E-learning, adaptive (computer-based) learning, and the educational technology sector are today seen as the disruptive edge of education. Free web-based language learning platforms like Duolingo and Memrise are challenging today’s leading computer-assisted language learning packages (Rosetta Stone, costing $500 for a full desktop package or three years of online access). Massive open online course and tutorial companies (Coursera, Udacity, Khan Academy), computer adaptive education firms (Area9, Knewton, KnowRe, McGraw-Hill’s LearnSmart), neuroscience-based learning firms (Lumosity, Scientific Learning), open-source educational CMS platforms (Moodle, Sakai), wikis, and serious (educational) games (Cashflow, Democracy, Government in Action, SimCity) are all incrementally lowering the cost and barriers to entry to education, and increasing its targeted, personalized, just-in-time benefits.
Yet all of this new innovation and investment seems likely to be the calm before the storm. Once speech recognition, natural language understanding, machine learning, and wearable computing get a little bit better, toward the end of this decade and into the next, futurist Thomas Frey’s vision of 24/7 teacherless education will emerge. Imagine a world where children everywhere can learn as fast as their curiosity drives them, throughout their waking hours, wherever they are, just by talking to their wristphones, tablets, and laptops. For related edtech visions, you might enjoy Alan Kay’s 1972 Dynabook proposal, and the sci-fi tale The Diamond Age: Or, A Young Lady’s Illustrated Primer, Neal Stephenson (1995).

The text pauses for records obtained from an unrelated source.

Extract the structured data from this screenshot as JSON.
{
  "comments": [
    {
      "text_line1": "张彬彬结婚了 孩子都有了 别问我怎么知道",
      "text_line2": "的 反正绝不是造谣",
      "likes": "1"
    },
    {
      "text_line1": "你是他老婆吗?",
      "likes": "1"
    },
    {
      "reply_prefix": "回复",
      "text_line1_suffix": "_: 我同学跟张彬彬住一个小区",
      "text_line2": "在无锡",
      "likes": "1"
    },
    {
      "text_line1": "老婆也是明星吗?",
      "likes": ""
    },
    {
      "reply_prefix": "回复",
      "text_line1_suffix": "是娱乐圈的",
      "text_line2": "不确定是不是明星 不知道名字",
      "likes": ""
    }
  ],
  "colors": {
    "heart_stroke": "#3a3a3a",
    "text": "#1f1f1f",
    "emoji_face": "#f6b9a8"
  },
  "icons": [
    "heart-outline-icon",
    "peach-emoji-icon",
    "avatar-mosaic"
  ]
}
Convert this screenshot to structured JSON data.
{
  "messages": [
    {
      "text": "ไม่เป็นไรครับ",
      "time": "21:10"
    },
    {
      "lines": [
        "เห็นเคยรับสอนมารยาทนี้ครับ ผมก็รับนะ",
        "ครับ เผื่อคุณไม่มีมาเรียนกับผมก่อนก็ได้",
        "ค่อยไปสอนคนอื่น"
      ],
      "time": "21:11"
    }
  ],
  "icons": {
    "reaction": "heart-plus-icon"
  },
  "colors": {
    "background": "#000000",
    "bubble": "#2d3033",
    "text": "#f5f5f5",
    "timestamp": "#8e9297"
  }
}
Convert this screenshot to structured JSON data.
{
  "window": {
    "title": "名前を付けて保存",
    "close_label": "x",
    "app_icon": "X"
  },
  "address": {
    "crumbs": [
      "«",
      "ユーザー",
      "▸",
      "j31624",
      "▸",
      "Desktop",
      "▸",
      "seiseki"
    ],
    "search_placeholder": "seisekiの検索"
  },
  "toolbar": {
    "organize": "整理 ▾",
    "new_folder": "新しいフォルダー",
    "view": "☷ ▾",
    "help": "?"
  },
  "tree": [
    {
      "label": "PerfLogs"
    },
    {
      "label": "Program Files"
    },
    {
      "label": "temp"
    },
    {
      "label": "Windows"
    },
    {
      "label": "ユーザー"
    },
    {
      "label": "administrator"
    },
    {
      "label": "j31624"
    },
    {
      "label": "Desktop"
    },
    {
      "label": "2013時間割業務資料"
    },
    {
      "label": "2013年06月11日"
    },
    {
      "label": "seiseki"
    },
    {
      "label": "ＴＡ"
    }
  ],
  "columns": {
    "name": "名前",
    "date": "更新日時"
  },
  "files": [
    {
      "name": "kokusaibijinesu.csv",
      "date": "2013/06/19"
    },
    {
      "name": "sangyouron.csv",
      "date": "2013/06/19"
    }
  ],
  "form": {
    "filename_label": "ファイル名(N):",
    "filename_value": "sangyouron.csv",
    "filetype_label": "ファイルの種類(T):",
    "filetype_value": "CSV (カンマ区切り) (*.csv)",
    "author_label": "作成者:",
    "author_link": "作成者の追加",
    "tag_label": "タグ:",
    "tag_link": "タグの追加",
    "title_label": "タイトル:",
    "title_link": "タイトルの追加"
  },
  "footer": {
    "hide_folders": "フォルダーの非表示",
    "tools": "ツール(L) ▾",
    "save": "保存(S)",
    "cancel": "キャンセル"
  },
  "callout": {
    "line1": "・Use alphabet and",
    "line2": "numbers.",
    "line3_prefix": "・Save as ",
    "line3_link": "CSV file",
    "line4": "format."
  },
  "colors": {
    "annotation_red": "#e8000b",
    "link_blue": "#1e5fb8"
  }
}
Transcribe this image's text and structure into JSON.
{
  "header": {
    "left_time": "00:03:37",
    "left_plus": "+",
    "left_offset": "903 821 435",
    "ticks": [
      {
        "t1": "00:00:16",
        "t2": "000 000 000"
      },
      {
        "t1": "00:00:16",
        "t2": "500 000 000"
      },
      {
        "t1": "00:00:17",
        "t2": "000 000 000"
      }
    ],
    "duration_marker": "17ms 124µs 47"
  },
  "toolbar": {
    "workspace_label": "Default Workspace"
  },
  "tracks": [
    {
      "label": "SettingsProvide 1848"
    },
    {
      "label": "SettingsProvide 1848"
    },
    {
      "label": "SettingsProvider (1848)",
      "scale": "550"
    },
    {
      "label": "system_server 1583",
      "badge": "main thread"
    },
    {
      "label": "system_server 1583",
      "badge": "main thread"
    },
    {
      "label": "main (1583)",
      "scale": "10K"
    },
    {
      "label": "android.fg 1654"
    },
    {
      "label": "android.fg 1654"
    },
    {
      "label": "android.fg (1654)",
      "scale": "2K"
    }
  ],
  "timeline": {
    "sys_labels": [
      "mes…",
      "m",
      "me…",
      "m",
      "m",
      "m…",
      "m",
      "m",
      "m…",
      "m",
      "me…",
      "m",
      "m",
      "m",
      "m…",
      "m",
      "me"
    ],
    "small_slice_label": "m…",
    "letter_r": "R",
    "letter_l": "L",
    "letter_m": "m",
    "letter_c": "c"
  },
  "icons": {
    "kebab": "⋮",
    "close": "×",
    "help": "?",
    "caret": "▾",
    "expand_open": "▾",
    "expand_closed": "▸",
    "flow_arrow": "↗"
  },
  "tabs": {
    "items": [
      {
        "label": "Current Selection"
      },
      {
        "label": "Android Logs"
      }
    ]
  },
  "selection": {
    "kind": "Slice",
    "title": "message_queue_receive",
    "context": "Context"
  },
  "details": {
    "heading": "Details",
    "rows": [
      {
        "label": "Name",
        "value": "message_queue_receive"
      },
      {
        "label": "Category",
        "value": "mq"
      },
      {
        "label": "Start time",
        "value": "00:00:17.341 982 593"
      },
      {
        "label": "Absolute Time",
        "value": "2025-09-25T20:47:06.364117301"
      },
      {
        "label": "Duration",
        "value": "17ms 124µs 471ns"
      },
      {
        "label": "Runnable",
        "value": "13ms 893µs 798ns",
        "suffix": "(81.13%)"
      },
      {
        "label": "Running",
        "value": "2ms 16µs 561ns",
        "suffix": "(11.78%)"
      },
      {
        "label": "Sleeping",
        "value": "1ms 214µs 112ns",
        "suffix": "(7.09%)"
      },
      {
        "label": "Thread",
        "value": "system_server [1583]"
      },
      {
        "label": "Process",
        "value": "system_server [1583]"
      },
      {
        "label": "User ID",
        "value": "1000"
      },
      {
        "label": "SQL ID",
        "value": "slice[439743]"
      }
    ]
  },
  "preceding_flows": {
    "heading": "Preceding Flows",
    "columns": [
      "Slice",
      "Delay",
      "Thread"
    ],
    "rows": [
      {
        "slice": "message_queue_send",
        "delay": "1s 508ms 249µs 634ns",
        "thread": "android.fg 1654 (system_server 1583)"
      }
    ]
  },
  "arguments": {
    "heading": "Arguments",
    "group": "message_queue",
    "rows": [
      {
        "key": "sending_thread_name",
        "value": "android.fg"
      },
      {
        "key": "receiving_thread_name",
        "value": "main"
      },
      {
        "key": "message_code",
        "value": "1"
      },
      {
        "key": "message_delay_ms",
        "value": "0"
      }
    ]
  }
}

US immigration policies and public educational systems are most likely to improve only slowly and marginally in the next few decades. But at the same time, we can foresee as many as a billion more children learning English from birth, ten years after they receive an always-on wearable smartphone with a conversational interface. I call that vision Global English, and visit the link provided if you’d like more details. These individuals will have a common global culture and be able to work anywhere, as virtual immigrants, wherever cheap telecommunications links exist. That will be a far more entrepreneurial, specialized, collaborative, and economically productive world than we live in today.